Keeping waterways open to enjoy
Published: 19 June 2024

Keeping waterways open to enjoy

Keeping waterways open was the focus of an innovative project aimed at attacking an emerging weed that was threatening parts of Flooding Creek, Lavers Creek and lower Carran Carran (Thomson River).

Rowing, kayaking and boating are synonymous with the Port and waterways around the town of Sale at the western end of the Gippsland Lakes Ramsar wetland.

When Yellow Waterlily emerged in waterways around the town, it created a challenge for West Gippsland Catchment Management Authority (CMA) to tackle. The weed was posing a threat to the local environment as well as to access of the waterway by the community.

Yellow (Mexican) waterlily is a highly invasive weed found in slow moving waterways. The large underwater root mass lives in the waterways year round and in spring and summer, the above-water lily pads grow and spread. The pads block sunlight and reduce oxygen in the waterway and this impenetrable layer blocks access for any purpose – including recreation.

As the lily pads die off in autumn and winter, they release large amounts of nutrients into the waterway, reducing water quality and affecting animals and plants in the ecosystem.

“In 2019, we noticed large amounts of Yellow Waterlily growing in waterways in and around Sale,” said Elsa Burnell, Project Coordinator for West Gippsland CMA.

“This was the first time we had seen large amounts of Yellow Waterlily in water bodies connected to the main river system in Gippsland. It was particularly concerning because of the proximity to large high value recreational wetlands such as Sale Common and Heart Morass, which are areas in which the waterlily would thrive.”

“This weed has very few environmental values and presents significant challenges to the community use of these waterways.”

“The weed was also threatening to block parts of Sale Canal which is a popular rowing and boating area,” said Matt Bowler, Team Leader of Project Delivery for the CMA.

“Working with local authorities, West Gippsland CMA jumped at the chance to tackle the highly invasive weed and prevent further spread into the river system and nearby wetlands.”

The CMA initially mapped the Yellow Water Lily’s distribution and then engaged contractors to treat the weed by spraying the infestation in both spring and autumn over the following three years. Over 224 hectares of waterways were inspected and treated.

This will allow better access to the waterway for both the environment and community. Matt emphasised the weed is notoriously hard to control and keeping on top of it would be an ingoing process.

“The lily most likely escaped from plantings in private dams. While it’s a beautiful plant in domestic settings, it becomes dangerous when it enters public waterways – especially those so close to such a high value wetland as the Gippsland Lakes.”

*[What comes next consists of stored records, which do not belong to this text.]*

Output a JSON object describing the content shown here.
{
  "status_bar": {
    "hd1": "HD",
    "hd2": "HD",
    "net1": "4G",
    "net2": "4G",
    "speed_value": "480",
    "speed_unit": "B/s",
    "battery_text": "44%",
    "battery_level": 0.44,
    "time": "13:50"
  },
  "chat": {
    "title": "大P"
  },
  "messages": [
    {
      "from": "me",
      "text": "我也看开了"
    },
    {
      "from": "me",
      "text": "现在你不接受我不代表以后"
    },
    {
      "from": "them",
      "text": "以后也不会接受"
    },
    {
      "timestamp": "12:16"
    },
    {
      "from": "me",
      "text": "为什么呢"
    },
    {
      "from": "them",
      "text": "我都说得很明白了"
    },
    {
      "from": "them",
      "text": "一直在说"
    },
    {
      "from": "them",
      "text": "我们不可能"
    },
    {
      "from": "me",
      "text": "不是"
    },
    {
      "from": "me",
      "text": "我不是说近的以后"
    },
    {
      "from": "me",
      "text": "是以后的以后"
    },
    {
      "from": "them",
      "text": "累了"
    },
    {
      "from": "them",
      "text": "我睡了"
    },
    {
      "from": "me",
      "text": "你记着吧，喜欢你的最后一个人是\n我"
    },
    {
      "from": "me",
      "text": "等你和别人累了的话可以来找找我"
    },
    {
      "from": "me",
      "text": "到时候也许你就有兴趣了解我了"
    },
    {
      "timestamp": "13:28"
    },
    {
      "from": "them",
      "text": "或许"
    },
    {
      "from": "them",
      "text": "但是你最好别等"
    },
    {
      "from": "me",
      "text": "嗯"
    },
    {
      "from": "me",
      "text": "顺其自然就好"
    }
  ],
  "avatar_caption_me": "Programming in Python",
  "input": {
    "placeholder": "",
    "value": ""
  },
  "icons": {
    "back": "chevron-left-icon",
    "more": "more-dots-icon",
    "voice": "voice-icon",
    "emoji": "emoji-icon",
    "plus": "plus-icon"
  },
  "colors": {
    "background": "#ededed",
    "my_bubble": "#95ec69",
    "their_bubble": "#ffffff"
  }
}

This is a great example of working together to identify and tackle an emerging weed issue and this project will ensure rivers, creeks and wetlands are protected, preserved and enjoyed by families across Victoria.

This is one of three projects funded by the Victorian Government to enhance the recreational values of the State’s water resources and ensure our rivers, creeks and wetlands are protected, preserved and enjoyed by families across Victoria.

Before treatment
After treatment
Native Water Lily